ANFF-VIC Technology Ambassadors – Class of 2019


ANFF-VIC has welcomed three new Technology Ambassadors in March – Dr David Garrett, Dr Ranjith Unnithan and Professor Peter Kingshott.

Since the TA scheme was initiated in 2011, Ambassadors have been selected from a broad range of disciplines, each with their own unique demands for micro/nanotechnology.

In addition to their core research activities, ANFF-VIC TAs use their considerable expertise to create new processes that benefit the ANFF-VIC user community and undergo in-kind cooperative activities reflecting the current and emerging needs of researchers in their respective fields.

There is now a total 12 ANFF-VIC Technology Ambassadors: Saulius Juodkazis (Swinburne), Qialiang Bao (Monash), Victor Cadarso (Monash), Ranjith Unnithan (UniMelb), Sharath Sriram (RMIT), Grant van Riessen (La Trobe), David Garrett (UniMelb), Anthony Chesman (CSIRO), Peter Kingshott (Swinburne), Udo Bach (Monash), Wenlong Cheng (Monash), Lingxue Kong (Deakin)

Dr David J. Garrett

Senior Research Fellow – University of Melbourne

Dr David Garrett’s career has been aimed at overcoming the limitations of neural interface technology using carbon materials, resulting in a series of patents and more than 40 papers within eight years.

In 2015, Dr Garrett founded a start-up in Canada, based around commercialising a retinal prosthesis developed in his early career.

Dr Garrett will be focused on how to translate devices that harness the properties of nanometre-thick layers of diamond to industrially relevant applications, investigating both the abilities of these devices, and the way they connect with the outside world.

As such the team will be heavily using MCN’s diamond deposition suite, featuring two Seki MPCVD systems that are used for growing ultra-high purity and nitrogen vacancy diamond, or for growing boron-doped diamond.

Dr Ranjith Unnithan

Senior Lecturer – University of Melbourne

Dr Ranjith Unnithan’s research areas span CMOS image sensors, electronic sensors for biomedical applications, thermal image cameras and nanophotonic engineering.

In addition to publishing a string of high-impact papers, Dr Unnithan has demonstrated a talent for commercialising technologies, having won four innovation awards and co-founding Hort-Eye Pty Ltd – a precision drone sensing company – with a team from the University of Melbourne.

Dr Unnithan will be working to improve the ways in which nanostructures are incorporated with electrical devices such as CMOS image sensors.

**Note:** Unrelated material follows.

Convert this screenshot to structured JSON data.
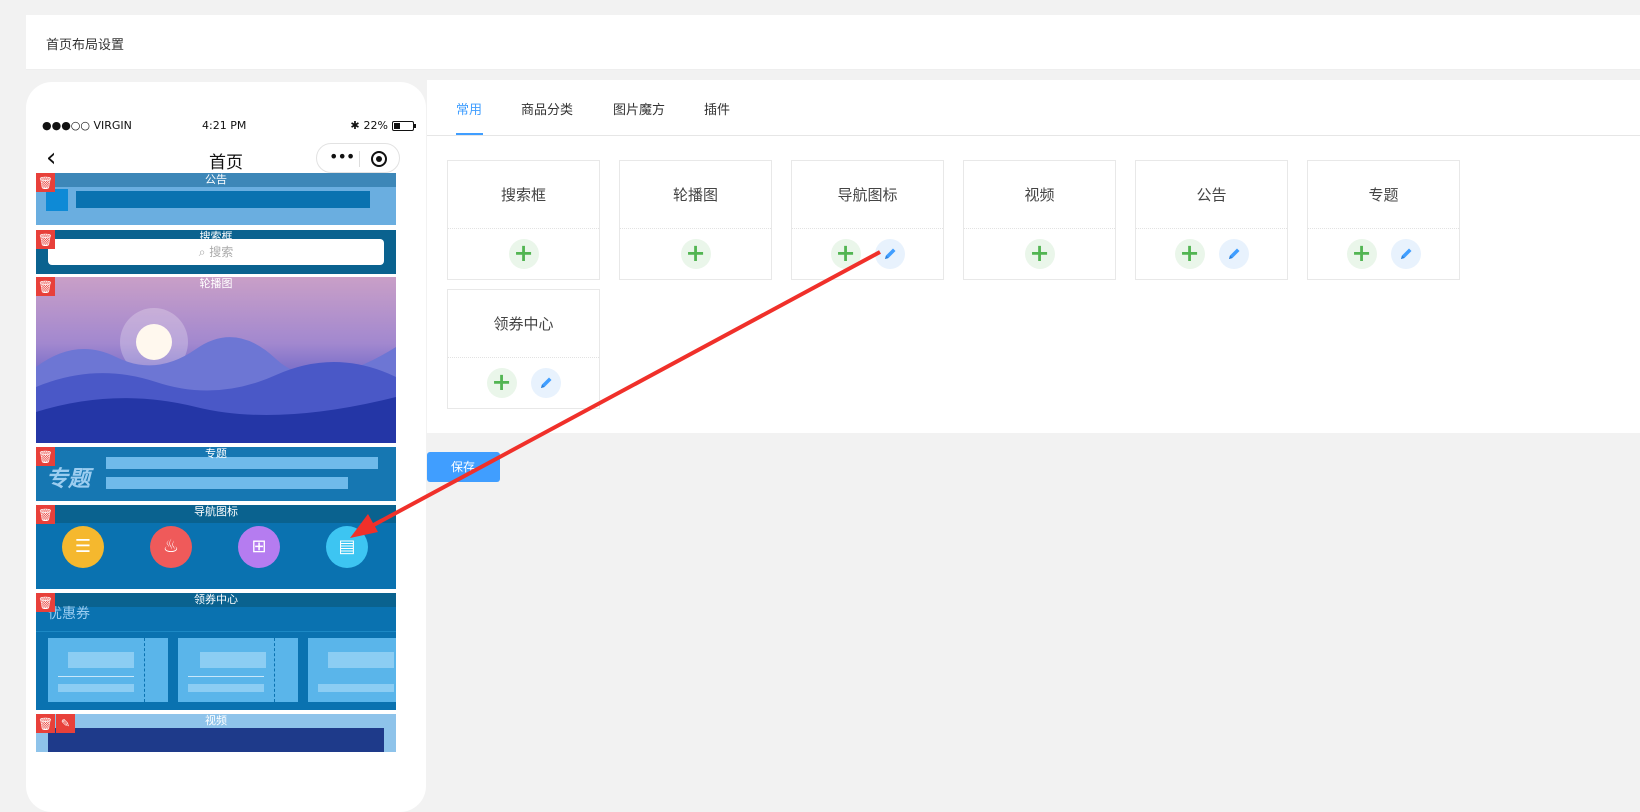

He aims to improve the fabrication process of these nanostructures to allow them to be created directly onto a sensor, which would reduce the size, weight and power consumption of these devices compared to traditional technologies.

Nanostructures are of interest to imaging applications as they can be used to tune a sensor to particular bands of the light spectrum, making them incredibly useful when trying to collect as much information about a field-of-view as possible. However, current methods to create the structures involve the use of heat, vacuums or plasmas which can reduce the sensitivity of the sensor instead of enhancing it – fabrication issues Dr Unnithan hopes to overcome using novel manufacturing processes.

Dr Unnithan’s project will be reliant on MCN’s high-resolution lithography systems, including the NanoFrazor which uses a heated cantilever tip to create structures with a resolution of ~10nm.


Professor Peter Kingshott

Department Research Director – Swinburne University of Technology

Professor Peter Kingshott has built an international profile in the multidisciplinary field of biointerface science – his expertise extends into nanomaterials, colloid and surface science, biomaterials, biomedical engineering, and regenerative medicine.

He has published more than 150 publications, holds a range of patents, and has been the editor for Applied Surface Science for more than five years.

Professor Kingshott and his researchers will be investigating advanced surface nanostructures for biomedical applications with a particular focus on the ways surface topography can encourage or manipulate stem cell growth.

This broad-scoped project will also delve into surface chemistries and patterns that could inhibit the growth or movement of bacteria.

Professor Kingshott will be using a range of both masked and maskless lithography techniques – in addition to characterisation, plasma polymerisation, and atomic layer deposition capabilities – from across the hubs of ANFF-VIC as he conducts his research.